Eventually, these lines develop a leak or even break in the process; you would lose trans fluid as your vehicle might become vulnerable due to the situation. Therefore, a simple fix or replacement of a faulty transmission hose costs about $100 to $500.
Can I Use A Transmission Cooler Hose For Power Steering?
No, you can’t use the transmission cooler hose for power steering because the power steering hose is a high-pressure hose. The power steering hose can withstand higher temperatures and pressure than a return hose which is also a type of power steering.
The power steering fluid has over 270 degrees and a high pressure of 1500 PSI to the steering box, which the transmission cooler hose wouldn’t withstand.
The transmission cooler hoses, which don’t have high pressure and temperature, or the low pressure/return hose, do not return the fluid to the reservoir, but rather, don’t carry fluid with high pressure and temperature as the high-pressure hose (power steering hose). So it can receive less strain.
In my final verdict, you can use rubber hose for transmission cooling lines as regards its cheap and easy-to-install and high flexibility properties.

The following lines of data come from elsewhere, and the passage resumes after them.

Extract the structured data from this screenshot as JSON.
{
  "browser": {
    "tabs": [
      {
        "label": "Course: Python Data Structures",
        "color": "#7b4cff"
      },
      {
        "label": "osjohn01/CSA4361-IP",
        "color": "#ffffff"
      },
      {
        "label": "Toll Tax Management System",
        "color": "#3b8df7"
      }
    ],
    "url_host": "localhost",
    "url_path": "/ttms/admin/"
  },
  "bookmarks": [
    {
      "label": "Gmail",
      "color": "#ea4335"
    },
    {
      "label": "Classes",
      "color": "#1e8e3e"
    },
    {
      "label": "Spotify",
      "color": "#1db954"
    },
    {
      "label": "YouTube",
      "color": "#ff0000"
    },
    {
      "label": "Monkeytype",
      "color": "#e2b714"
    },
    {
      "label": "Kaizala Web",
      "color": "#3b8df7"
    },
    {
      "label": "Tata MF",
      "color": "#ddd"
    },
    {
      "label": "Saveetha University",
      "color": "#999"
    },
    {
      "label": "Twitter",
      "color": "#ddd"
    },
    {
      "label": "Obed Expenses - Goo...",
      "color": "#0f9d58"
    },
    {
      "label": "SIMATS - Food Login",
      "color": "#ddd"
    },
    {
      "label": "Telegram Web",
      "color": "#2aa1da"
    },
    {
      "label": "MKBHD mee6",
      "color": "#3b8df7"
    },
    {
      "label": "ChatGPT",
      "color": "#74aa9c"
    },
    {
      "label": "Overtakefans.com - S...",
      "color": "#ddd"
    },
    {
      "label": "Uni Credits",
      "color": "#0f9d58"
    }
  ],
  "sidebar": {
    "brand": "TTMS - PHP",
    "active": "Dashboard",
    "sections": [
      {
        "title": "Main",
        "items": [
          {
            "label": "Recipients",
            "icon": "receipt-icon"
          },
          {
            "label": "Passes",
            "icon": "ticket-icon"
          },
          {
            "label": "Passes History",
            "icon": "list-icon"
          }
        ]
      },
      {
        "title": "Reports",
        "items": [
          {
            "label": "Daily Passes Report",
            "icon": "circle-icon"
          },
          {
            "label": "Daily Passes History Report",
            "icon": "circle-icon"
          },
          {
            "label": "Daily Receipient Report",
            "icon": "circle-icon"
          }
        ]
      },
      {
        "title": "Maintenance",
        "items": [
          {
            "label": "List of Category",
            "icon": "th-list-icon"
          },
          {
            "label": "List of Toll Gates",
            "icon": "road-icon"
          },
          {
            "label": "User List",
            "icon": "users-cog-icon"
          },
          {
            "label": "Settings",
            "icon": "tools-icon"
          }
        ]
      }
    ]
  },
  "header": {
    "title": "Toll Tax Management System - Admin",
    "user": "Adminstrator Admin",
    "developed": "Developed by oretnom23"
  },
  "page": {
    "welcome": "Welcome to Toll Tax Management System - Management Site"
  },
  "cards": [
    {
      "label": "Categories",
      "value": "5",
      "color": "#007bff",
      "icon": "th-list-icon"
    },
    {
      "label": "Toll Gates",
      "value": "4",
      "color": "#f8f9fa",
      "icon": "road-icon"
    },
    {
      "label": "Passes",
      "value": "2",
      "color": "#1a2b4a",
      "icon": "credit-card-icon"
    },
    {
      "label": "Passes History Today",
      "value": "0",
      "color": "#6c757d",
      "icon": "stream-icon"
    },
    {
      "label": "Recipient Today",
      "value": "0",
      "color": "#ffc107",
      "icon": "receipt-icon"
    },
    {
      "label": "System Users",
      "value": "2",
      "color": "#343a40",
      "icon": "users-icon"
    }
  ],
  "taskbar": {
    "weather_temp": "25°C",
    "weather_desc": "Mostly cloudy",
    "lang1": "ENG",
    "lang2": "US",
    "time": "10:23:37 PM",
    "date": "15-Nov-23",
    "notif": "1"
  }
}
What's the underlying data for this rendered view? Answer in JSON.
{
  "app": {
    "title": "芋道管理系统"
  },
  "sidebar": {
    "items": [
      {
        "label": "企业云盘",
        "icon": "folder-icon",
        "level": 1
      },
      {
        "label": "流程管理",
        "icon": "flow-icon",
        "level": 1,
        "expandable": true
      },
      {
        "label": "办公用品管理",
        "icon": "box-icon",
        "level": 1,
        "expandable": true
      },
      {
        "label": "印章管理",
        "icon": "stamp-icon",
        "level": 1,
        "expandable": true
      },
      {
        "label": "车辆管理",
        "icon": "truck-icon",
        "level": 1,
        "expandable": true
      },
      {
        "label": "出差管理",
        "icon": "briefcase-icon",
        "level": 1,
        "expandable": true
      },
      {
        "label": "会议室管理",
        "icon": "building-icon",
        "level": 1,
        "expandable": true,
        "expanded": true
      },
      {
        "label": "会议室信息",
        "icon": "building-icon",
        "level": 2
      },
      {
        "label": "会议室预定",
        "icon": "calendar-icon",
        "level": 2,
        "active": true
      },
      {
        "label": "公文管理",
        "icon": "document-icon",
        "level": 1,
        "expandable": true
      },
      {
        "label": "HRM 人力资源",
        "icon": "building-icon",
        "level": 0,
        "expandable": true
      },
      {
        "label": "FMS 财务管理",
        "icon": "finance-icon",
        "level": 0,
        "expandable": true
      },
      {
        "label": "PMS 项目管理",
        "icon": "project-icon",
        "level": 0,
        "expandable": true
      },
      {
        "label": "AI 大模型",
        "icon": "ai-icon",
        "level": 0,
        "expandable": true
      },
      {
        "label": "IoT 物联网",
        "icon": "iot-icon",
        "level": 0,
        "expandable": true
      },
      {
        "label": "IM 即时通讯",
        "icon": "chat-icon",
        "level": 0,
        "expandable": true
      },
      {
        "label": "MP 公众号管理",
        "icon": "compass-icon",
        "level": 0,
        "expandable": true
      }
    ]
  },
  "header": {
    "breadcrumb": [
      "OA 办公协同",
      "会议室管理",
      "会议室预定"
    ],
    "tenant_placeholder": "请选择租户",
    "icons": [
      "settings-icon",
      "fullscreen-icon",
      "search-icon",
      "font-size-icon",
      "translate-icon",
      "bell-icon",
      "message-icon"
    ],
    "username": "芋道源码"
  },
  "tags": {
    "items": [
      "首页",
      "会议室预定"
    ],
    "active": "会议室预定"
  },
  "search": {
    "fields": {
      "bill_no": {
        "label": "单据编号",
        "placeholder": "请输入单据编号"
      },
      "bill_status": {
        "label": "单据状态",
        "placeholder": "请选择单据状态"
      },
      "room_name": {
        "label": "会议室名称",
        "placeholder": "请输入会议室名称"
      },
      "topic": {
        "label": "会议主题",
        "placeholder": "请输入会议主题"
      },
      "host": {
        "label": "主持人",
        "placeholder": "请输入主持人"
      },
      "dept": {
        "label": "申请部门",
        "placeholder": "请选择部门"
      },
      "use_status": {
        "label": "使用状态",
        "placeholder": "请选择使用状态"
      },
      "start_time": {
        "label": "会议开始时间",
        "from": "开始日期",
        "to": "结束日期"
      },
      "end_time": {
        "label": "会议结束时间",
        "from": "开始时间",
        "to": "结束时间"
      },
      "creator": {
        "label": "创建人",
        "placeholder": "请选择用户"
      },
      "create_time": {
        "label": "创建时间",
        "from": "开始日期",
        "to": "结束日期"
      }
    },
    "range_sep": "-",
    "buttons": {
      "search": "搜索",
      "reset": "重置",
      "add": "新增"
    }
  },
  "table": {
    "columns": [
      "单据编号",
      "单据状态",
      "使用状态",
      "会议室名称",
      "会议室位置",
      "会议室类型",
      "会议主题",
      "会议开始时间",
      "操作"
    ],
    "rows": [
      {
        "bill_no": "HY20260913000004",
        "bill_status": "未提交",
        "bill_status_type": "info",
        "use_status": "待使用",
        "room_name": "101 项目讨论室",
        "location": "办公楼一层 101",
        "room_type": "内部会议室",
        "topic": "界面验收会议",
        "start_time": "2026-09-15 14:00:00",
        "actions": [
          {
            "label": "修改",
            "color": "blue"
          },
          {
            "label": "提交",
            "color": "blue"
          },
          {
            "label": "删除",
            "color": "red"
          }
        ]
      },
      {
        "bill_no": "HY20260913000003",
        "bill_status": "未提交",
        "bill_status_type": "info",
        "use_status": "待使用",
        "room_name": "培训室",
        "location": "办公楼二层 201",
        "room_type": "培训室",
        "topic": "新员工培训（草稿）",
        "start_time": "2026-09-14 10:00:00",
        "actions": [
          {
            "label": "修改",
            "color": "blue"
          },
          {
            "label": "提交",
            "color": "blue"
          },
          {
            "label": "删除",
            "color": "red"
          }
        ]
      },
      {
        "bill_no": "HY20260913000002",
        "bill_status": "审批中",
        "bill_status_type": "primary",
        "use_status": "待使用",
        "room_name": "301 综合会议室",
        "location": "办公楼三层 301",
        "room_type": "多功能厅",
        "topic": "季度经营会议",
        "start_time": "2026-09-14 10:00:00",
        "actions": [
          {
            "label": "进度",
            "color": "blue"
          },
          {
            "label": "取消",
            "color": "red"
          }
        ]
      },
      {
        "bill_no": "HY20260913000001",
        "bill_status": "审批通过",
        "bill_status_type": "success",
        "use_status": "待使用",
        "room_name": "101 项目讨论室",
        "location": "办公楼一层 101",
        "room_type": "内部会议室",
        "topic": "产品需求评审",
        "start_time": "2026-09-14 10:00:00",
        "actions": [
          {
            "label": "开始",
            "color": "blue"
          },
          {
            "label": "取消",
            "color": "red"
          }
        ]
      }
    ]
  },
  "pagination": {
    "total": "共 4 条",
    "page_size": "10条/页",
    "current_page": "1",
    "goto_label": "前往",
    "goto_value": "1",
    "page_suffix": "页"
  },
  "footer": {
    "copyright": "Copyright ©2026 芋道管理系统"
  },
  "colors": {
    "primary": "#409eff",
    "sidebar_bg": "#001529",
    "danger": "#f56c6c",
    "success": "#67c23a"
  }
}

Although rubber hose is the substitute for corroded and broken metal lines, you could easily buy them to quickly replace faulty pipes as you would cut them, join and fix them using hose clips.
However, as much as you would use a rubber hose to make a quick fix when your metal trans pipe is lousy, remember that you would have a few cons associated with using these hoses. Since they are soft and stretchy due to plasticizers which could evaporate with time, making rubber hose dry up and could lead to cracking, so far, you should be able to buy the required transmission rubber hose that would be suitable for your transmission fluid, such as I mentioned in the above work.
Notwithstanding, when using a rubber hose for transmission cooler lines, it would be better if you installed them away from your vehicle exhaust system since rubber hoses are prone to damage due to overheating.
Perchance, this overheating would cause the rubber hoses to blow down and also cause blockage to the valve body. Ensure to use the standard trans-related hoses to save your transmission system from getting any further damage. Do like and share this educative post with others!